What you need to do.
Report each line below that carries the word "elisa".
--- START ---
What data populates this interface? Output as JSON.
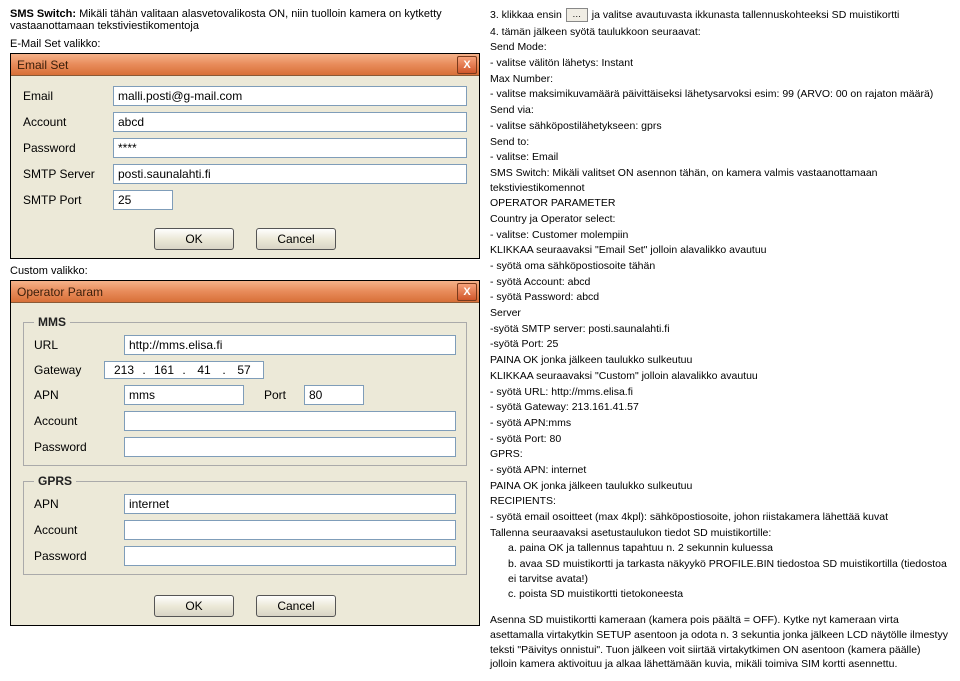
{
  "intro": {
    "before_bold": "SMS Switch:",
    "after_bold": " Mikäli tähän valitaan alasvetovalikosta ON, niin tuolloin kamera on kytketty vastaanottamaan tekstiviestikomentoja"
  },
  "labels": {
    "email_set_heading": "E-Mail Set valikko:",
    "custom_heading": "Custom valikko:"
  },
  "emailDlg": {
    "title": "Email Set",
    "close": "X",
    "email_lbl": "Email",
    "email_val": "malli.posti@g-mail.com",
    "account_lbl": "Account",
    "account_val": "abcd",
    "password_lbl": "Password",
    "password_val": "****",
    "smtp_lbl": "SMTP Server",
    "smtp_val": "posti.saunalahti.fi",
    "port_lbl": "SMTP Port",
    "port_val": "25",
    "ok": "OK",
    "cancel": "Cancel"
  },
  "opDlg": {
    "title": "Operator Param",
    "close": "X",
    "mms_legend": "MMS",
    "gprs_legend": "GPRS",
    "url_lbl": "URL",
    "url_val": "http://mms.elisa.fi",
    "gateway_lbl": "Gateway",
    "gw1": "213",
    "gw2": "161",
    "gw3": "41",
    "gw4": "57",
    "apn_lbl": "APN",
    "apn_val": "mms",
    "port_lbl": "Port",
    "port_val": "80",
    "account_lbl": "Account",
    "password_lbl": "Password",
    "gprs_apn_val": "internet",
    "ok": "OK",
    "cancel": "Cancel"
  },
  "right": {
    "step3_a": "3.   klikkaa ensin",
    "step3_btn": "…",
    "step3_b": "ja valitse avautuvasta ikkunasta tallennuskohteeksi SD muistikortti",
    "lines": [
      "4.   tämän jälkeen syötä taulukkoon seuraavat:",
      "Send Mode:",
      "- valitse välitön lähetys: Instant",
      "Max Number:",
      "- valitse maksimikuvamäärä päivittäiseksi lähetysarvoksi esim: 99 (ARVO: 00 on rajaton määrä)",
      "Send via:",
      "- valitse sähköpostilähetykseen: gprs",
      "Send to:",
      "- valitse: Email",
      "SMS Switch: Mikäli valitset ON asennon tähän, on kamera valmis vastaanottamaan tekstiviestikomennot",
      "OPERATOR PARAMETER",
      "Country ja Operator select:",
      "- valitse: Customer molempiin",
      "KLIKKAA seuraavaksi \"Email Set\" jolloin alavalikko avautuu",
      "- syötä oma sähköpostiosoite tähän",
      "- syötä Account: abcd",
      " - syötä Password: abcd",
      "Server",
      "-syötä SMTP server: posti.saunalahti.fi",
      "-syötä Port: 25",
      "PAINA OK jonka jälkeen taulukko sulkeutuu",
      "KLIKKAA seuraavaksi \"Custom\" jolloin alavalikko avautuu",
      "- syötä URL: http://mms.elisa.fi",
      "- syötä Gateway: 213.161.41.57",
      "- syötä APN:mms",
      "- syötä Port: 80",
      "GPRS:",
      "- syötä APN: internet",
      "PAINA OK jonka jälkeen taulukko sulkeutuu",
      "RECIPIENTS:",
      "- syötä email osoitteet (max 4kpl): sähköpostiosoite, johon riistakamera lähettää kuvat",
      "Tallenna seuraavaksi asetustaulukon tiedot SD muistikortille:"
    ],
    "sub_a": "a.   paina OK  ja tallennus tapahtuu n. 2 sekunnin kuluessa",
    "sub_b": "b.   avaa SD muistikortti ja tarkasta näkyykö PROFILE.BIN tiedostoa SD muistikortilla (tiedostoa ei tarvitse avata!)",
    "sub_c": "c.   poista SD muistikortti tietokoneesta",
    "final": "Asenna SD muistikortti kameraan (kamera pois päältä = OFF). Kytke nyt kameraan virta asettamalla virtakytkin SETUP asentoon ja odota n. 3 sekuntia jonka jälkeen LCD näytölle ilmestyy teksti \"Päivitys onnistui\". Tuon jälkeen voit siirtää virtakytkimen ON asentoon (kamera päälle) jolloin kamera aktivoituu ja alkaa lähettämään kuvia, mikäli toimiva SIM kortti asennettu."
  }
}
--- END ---
Result.
    "url_val": "http://mms.elisa.fi",
      "- syötä URL: http://mms.elisa.fi",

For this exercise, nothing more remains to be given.